§ Material provided
-.-.-
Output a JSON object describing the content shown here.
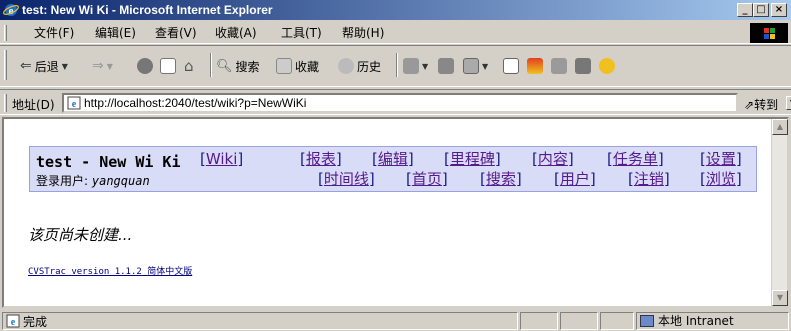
{
  "window": {
    "title": "test: New Wi Ki - Microsoft Internet Explorer",
    "caption_buttons": {
      "minimize": "_",
      "maximize": "□",
      "close": "×"
    }
  },
  "menu": [
    "文件(F)",
    "编辑(E)",
    "查看(V)",
    "收藏(A)",
    "工具(T)",
    "帮助(H)"
  ],
  "toolbar": {
    "back": "后退",
    "search": "搜索",
    "favorites": "收藏",
    "history": "历史"
  },
  "address": {
    "label": "地址(D)",
    "url": "http://localhost:2040/test/wiki?p=NewWiKi",
    "go": "转到"
  },
  "page": {
    "site_title": "test - New Wi Ki",
    "login_label": "登录用户:",
    "login_user": "yangquan",
    "nav": [
      "Wiki",
      "报表",
      "编辑",
      "里程碑",
      "内容",
      "任务单",
      "设置",
      "时间线",
      "首页",
      "搜索",
      "用户",
      "注销",
      "浏览"
    ],
    "notice": "该页尚未创建...",
    "footer": "CVSTrac version 1.1.2 简体中文版"
  },
  "status": {
    "text": "完成",
    "zone": "本地 Intranet"
  },
  "colors": {
    "titlebar_start": "#0a246a",
    "titlebar_end": "#a6caf0",
    "header_box_bg": "#d9dcf6",
    "link": "#551a8b"
  }
}
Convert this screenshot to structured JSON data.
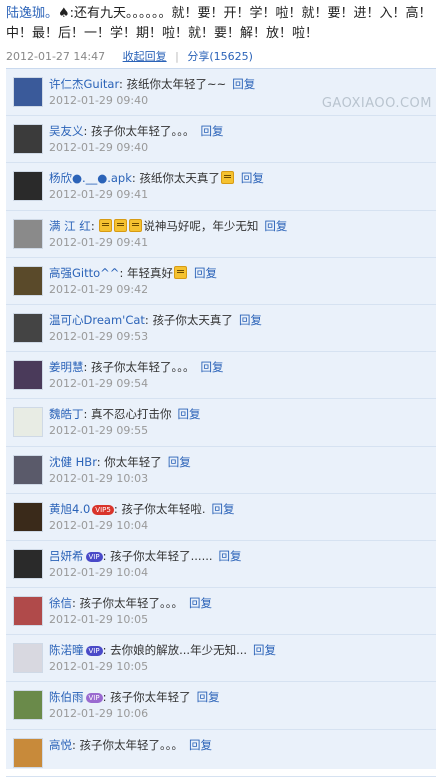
{
  "post": {
    "author": "陆逸珈。",
    "text": "♠:还有九天。。。。。。就！要！开！学！啦！就！要！进！入！高！中！最！后！一！学！期！啦！就！要！解！放！啦！",
    "timestamp": "2012-01-27 14:47",
    "collapse_label": "收起回复",
    "share_label": "分享(15625)"
  },
  "watermark": "GAOXIAOO.COM",
  "reply_label": "回复",
  "comments": [
    {
      "name": "许仁杰Guitar",
      "badge": "",
      "text": "孩纸你太年轻了~~",
      "emoji_count": 0,
      "time": "2012-01-29 09:40",
      "avatar_color": "#3a5a9a"
    },
    {
      "name": "吴友义",
      "badge": "",
      "text": "孩子你太年轻了。。。",
      "emoji_count": 0,
      "time": "2012-01-29 09:40",
      "avatar_color": "#3b3b3b"
    },
    {
      "name": "杨欣●.__●.apk",
      "badge": "",
      "text": "孩纸你太天真了",
      "emoji_count": 1,
      "time": "2012-01-29 09:41",
      "avatar_color": "#2a2a2a"
    },
    {
      "name": "满 江 红",
      "badge": "",
      "text": "说神马好呢，年少无知",
      "emoji_count": 3,
      "emoji_first": true,
      "time": "2012-01-29 09:41",
      "avatar_color": "#8a8a8a"
    },
    {
      "name": "高强Gitto^^",
      "badge": "",
      "text": "年轻真好",
      "emoji_count": 1,
      "time": "2012-01-29 09:42",
      "avatar_color": "#5a4a2a"
    },
    {
      "name": "温可心Dream'Cat",
      "badge": "",
      "text": "孩子你太天真了",
      "emoji_count": 0,
      "time": "2012-01-29 09:53",
      "avatar_color": "#444444"
    },
    {
      "name": "姜明慧",
      "badge": "",
      "text": "孩子你太年轻了。。。",
      "emoji_count": 0,
      "time": "2012-01-29 09:54",
      "avatar_color": "#4a3a5a"
    },
    {
      "name": "魏皓丁",
      "badge": "",
      "text": "真不忍心打击你",
      "emoji_count": 0,
      "time": "2012-01-29 09:55",
      "avatar_color": "#e8ece4"
    },
    {
      "name": "沈健 HBr",
      "badge": "",
      "text": "你太年轻了",
      "emoji_count": 0,
      "time": "2012-01-29 10:03",
      "avatar_color": "#5a5a6a"
    },
    {
      "name": "黄旭4.0",
      "badge": "VIP5",
      "badge_color": "#d9342b",
      "text": "孩子你太年轻啦.",
      "emoji_count": 0,
      "time": "2012-01-29 10:04",
      "avatar_color": "#3a2a1a"
    },
    {
      "name": "吕妍希",
      "badge": "VIP",
      "badge_color": "#4a4ac8",
      "text": "孩子你太年轻了......",
      "emoji_count": 0,
      "time": "2012-01-29 10:04",
      "avatar_color": "#2a2a2a"
    },
    {
      "name": "徐信",
      "badge": "",
      "text": "孩子你太年轻了。。。",
      "emoji_count": 0,
      "time": "2012-01-29 10:05",
      "avatar_color": "#b04a4a"
    },
    {
      "name": "陈渃曈",
      "badge": "VIP",
      "badge_color": "#4a4ac8",
      "text": "去你娘的解放...年少无知...",
      "emoji_count": 0,
      "time": "2012-01-29 10:05",
      "avatar_color": "#d8d8e0"
    },
    {
      "name": "陈伯雨",
      "badge": "VIP",
      "badge_color": "#9a6ad0",
      "text": "孩子你太年轻了",
      "emoji_count": 0,
      "time": "2012-01-29 10:06",
      "avatar_color": "#6a8a4a"
    },
    {
      "name": "高悦",
      "badge": "",
      "text": "孩子你太年轻了。。。",
      "emoji_count": 0,
      "time": "",
      "avatar_color": "#c88a3a"
    }
  ]
}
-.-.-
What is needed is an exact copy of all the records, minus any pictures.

Output a JSON object describing the content shown here.
{
  "window": {
    "title": "test: New Wi Ki - Microsoft Internet Explorer",
    "caption_buttons": {
      "minimize": "_",
      "maximize": "□",
      "close": "×"
    }
  },
  "menu": [
    "文件(F)",
    "编辑(E)",
    "查看(V)",
    "收藏(A)",
    "工具(T)",
    "帮助(H)"
  ],
  "toolbar": {
    "back": "后退",
    "search": "搜索",
    "favorites": "收藏",
    "history": "历史"
  },
  "address": {
    "label": "地址(D)",
    "url": "http://localhost:2040/test/wiki?p=NewWiKi",
    "go": "转到"
  },
  "page": {
    "site_title": "test - New Wi Ki",
    "login_label": "登录用户:",
    "login_user": "yangquan",
    "nav": [
      "Wiki",
      "报表",
      "编辑",
      "里程碑",
      "内容",
      "任务单",
      "设置",
      "时间线",
      "首页",
      "搜索",
      "用户",
      "注销",
      "浏览"
    ],
    "notice": "该页尚未创建...",
    "footer": "CVSTrac version 1.1.2 简体中文版"
  },
  "status": {
    "text": "完成",
    "zone": "本地 Intranet"
  },
  "colors": {
    "titlebar_start": "#0a246a",
    "titlebar_end": "#a6caf0",
    "header_box_bg": "#d9dcf6",
    "link": "#551a8b"
  }
}
Convert this screenshot to structured JSON data.
{
  "post": {
    "author": "陆逸珈。",
    "text": "♠:还有九天。。。。。。就！要！开！学！啦！就！要！进！入！高！中！最！后！一！学！期！啦！就！要！解！放！啦！",
    "timestamp": "2012-01-27 14:47",
    "collapse_label": "收起回复",
    "share_label": "分享(15625)"
  },
  "watermark": "GAOXIAOO.COM",
  "reply_label": "回复",
  "comments": [
    {
      "name": "许仁杰Guitar",
      "badge": "",
      "text": "孩纸你太年轻了~~",
      "emoji_count": 0,
      "time": "2012-01-29 09:40",
      "avatar_color": "#3a5a9a"
    },
    {
      "name": "吴友义",
      "badge": "",
      "text": "孩子你太年轻了。。。",
      "emoji_count": 0,
      "time": "2012-01-29 09:40",
      "avatar_color": "#3b3b3b"
    },
    {
      "name": "杨欣●.__●.apk",
      "badge": "",
      "text": "孩纸你太天真了",
      "emoji_count": 1,
      "time": "2012-01-29 09:41",
      "avatar_color": "#2a2a2a"
    },
    {
      "name": "满 江 红",
      "badge": "",
      "text": "说神马好呢，年少无知",
      "emoji_count": 3,
      "emoji_first": true,
      "time": "2012-01-29 09:41",
      "avatar_color": "#8a8a8a"
    },
    {
      "name": "高强Gitto^^",
      "badge": "",
      "text": "年轻真好",
      "emoji_count": 1,
      "time": "2012-01-29 09:42",
      "avatar_color": "#5a4a2a"
    },
    {
      "name": "温可心Dream'Cat",
      "badge": "",
      "text": "孩子你太天真了",
      "emoji_count": 0,
      "time": "2012-01-29 09:53",
      "avatar_color": "#444444"
    },
    {
      "name": "姜明慧",
      "badge": "",
      "text": "孩子你太年轻了。。。",
      "emoji_count": 0,
      "time": "2012-01-29 09:54",
      "avatar_color": "#4a3a5a"
    },
    {
      "name": "魏皓丁",
      "badge": "",
      "text": "真不忍心打击你",
      "emoji_count": 0,
      "time": "2012-01-29 09:55",
      "avatar_color": "#e8ece4"
    },
    {
      "name": "沈健 HBr",
      "badge": "",
      "text": "你太年轻了",
      "emoji_count": 0,
      "time": "2012-01-29 10:03",
      "avatar_color": "#5a5a6a"
    },
    {
      "name": "黄旭4.0",
      "badge": "VIP5",
      "badge_color": "#d9342b",
      "text": "孩子你太年轻啦.",
      "emoji_count": 0,
      "time": "2012-01-29 10:04",
      "avatar_color": "#3a2a1a"
    },
    {
      "name": "吕妍希",
      "badge": "VIP",
      "badge_color": "#4a4ac8",
      "text": "孩子你太年轻了......",
      "emoji_count": 0,
      "time": "2012-01-29 10:04",
      "avatar_color": "#2a2a2a"
    },
    {
      "name": "徐信",
      "badge": "",
      "text": "孩子你太年轻了。。。",
      "emoji_count": 0,
      "time": "2012-01-29 10:05",
      "avatar_color": "#b04a4a"
    },
    {
      "name": "陈渃曈",
      "badge": "VIP",
      "badge_color": "#4a4ac8",
      "text": "去你娘的解放...年少无知...",
      "emoji_count": 0,
      "time": "2012-01-29 10:05",
      "avatar_color": "#d8d8e0"
    },
    {
      "name": "陈伯雨",
      "badge": "VIP",
      "badge_color": "#9a6ad0",
      "text": "孩子你太年轻了",
      "emoji_count": 0,
      "time": "2012-01-29 10:06",
      "avatar_color": "#6a8a4a"
    },
    {
      "name": "高悦",
      "badge": "",
      "text": "孩子你太年轻了。。。",
      "emoji_count": 0,
      "time": "",
      "avatar_color": "#c88a3a"
    }
  ]
}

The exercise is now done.